§ **What you should do**: Within the lines below, find those that hold the string "favicon" and copy each one.

§ **Dataset extract**:
BEGIN
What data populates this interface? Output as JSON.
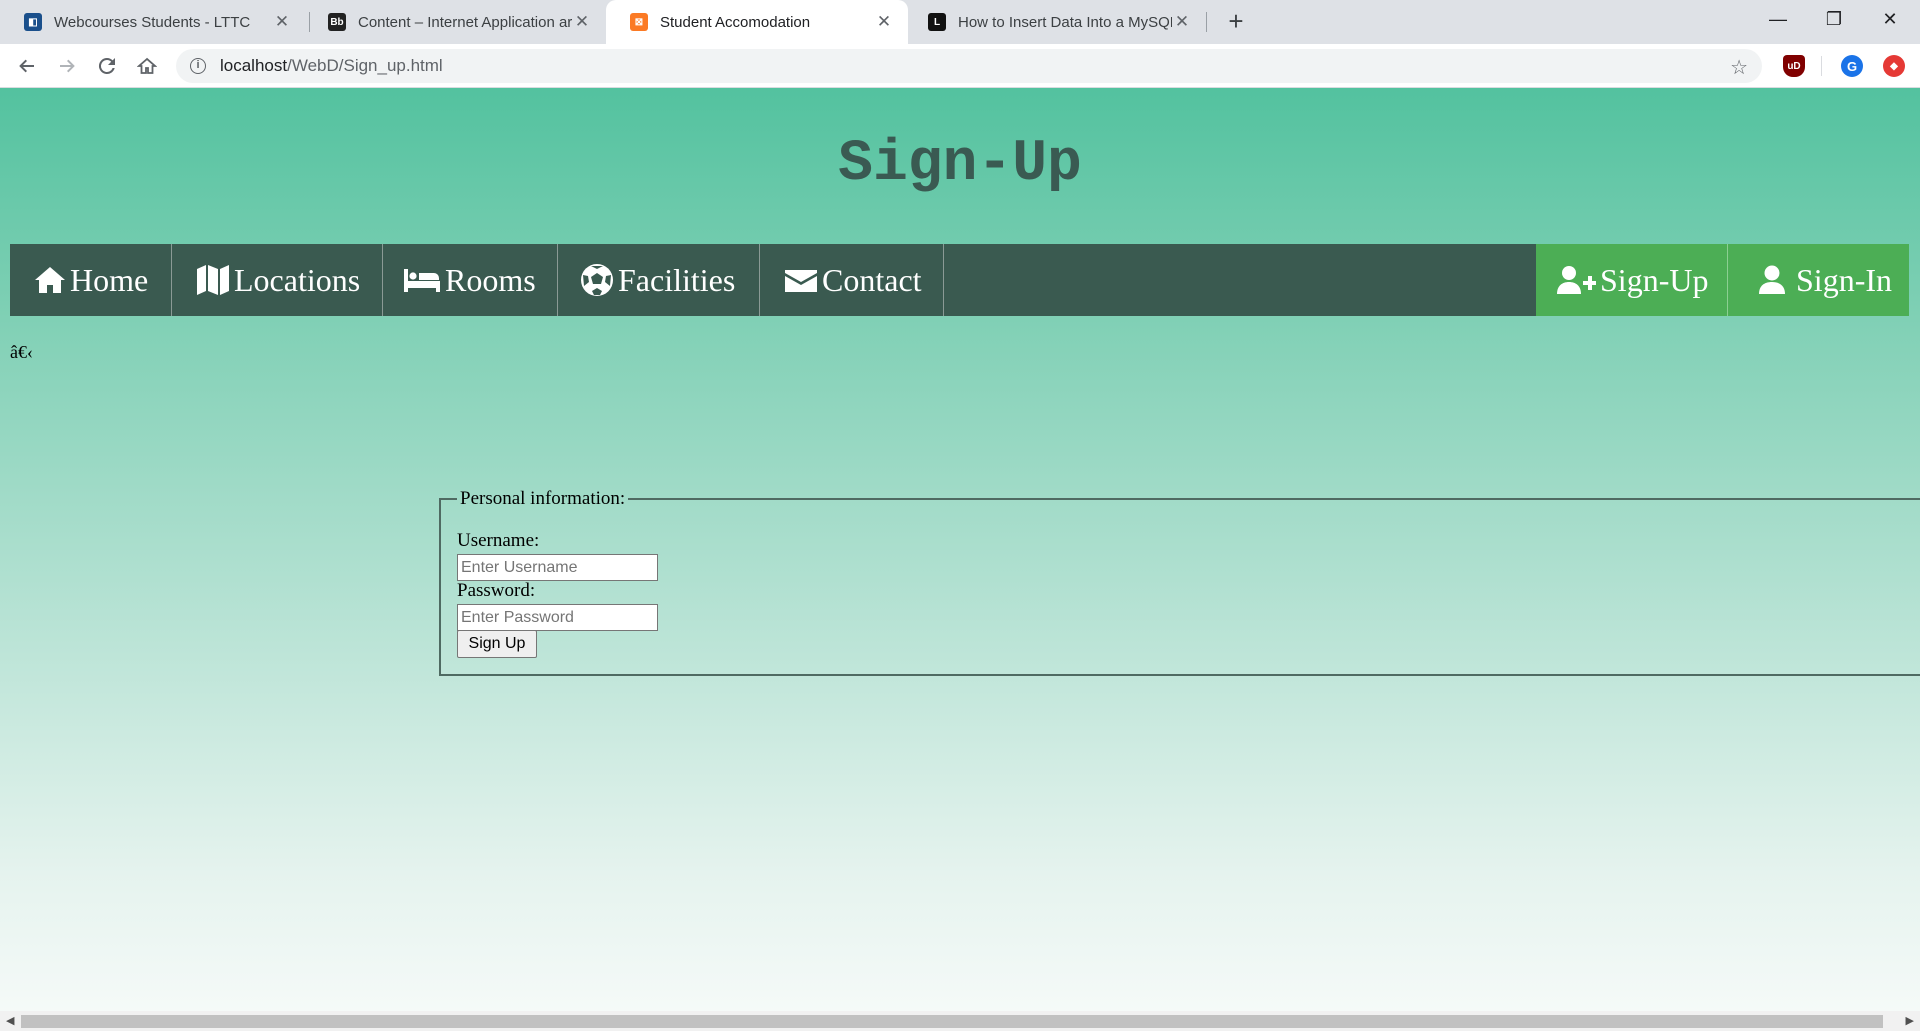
{
  "browser": {
    "tabs": [
      {
        "title": "Webcourses Students - LTTC",
        "favicon": "webcourses-favicon-icon",
        "color": "#1a4f8b"
      },
      {
        "title": "Content – Internet Application ar",
        "favicon": "blackboard-favicon-icon",
        "color": "#222222"
      },
      {
        "title": "Student Accomodation",
        "favicon": "xampp-favicon-icon",
        "color": "#fb7a24"
      },
      {
        "title": "How to Insert Data Into a MySQL",
        "favicon": "l-favicon-icon",
        "color": "#111111"
      }
    ],
    "close_glyph": "✕",
    "new_tab_glyph": "+",
    "window_controls": {
      "minimize": "—",
      "restore": "❐",
      "close": "✕"
    },
    "address": {
      "host": "localhost",
      "path": "/WebD/Sign_up.html"
    },
    "extensions": [
      {
        "name": "ublock-icon",
        "label": "uD",
        "color": "#800000"
      },
      {
        "name": "profile-avatar-icon",
        "label": "G",
        "color": "#1a73e8"
      },
      {
        "name": "extension-red-icon",
        "label": "◆",
        "color": "#e53935"
      }
    ]
  },
  "page": {
    "title": "Sign-Up",
    "nav_left": [
      {
        "label": "Home",
        "icon": "home-icon"
      },
      {
        "label": "Locations",
        "icon": "map-icon"
      },
      {
        "label": "Rooms",
        "icon": "bed-icon"
      },
      {
        "label": "Facilities",
        "icon": "soccer-ball-icon"
      },
      {
        "label": "Contact",
        "icon": "envelope-icon"
      }
    ],
    "nav_right": [
      {
        "label": "Sign-Up",
        "icon": "user-plus-icon"
      },
      {
        "label": "Sign-In",
        "icon": "user-icon"
      }
    ],
    "stray_text": "â€‹",
    "form": {
      "legend": "Personal information:",
      "username_label": "Username:",
      "username_placeholder": "Enter Username",
      "password_label": "Password:",
      "password_placeholder": "Enter Password",
      "submit_label": "Sign Up"
    }
  },
  "colors": {
    "nav_bg": "#3a5a50",
    "nav_active": "#4cae55",
    "page_gradient_top": "#53c29f",
    "page_gradient_bottom": "#f5faf8"
  }
}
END
§ **Task solution**:
        "favicon": "webcourses-favicon-icon",
        "favicon": "blackboard-favicon-icon",
        "favicon": "xampp-favicon-icon",
        "favicon": "l-favicon-icon",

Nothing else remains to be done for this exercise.